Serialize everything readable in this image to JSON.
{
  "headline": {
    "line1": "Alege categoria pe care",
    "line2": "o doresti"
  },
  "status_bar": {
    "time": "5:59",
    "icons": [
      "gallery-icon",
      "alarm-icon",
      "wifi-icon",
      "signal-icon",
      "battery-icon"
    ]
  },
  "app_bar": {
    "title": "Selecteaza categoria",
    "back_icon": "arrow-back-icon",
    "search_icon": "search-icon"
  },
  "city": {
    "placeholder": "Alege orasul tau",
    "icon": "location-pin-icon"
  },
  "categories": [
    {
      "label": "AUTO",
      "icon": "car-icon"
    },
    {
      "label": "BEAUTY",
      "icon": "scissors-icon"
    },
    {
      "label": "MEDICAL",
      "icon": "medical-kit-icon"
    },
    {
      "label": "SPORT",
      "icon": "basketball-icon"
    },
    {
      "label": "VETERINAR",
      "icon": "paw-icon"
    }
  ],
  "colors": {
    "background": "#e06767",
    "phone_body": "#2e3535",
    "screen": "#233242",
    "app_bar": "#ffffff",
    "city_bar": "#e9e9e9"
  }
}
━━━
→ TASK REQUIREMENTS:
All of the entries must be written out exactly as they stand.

→ WRITTEN SOLUTION:
Serialize everything readable in this image to JSON.
{
  "headline": {
    "line1": "Alege categoria pe care",
    "line2": "o doresti"
  },
  "status_bar": {
    "time": "5:59",
    "icons": [
      "gallery-icon",
      "alarm-icon",
      "wifi-icon",
      "signal-icon",
      "battery-icon"
    ]
  },
  "app_bar": {
    "title": "Selecteaza categoria",
    "back_icon": "arrow-back-icon",
    "search_icon": "search-icon"
  },
  "city": {
    "placeholder": "Alege orasul tau",
    "icon": "location-pin-icon"
  },
  "categories": [
    {
      "label": "AUTO",
      "icon": "car-icon"
    },
    {
      "label": "BEAUTY",
      "icon": "scissors-icon"
    },
    {
      "label": "MEDICAL",
      "icon": "medical-kit-icon"
    },
    {
      "label": "SPORT",
      "icon": "basketball-icon"
    },
    {
      "label": "VETERINAR",
      "icon": "paw-icon"
    }
  ],
  "colors": {
    "background": "#e06767",
    "phone_body": "#2e3535",
    "screen": "#233242",
    "app_bar": "#ffffff",
    "city_bar": "#e9e9e9"
  }
}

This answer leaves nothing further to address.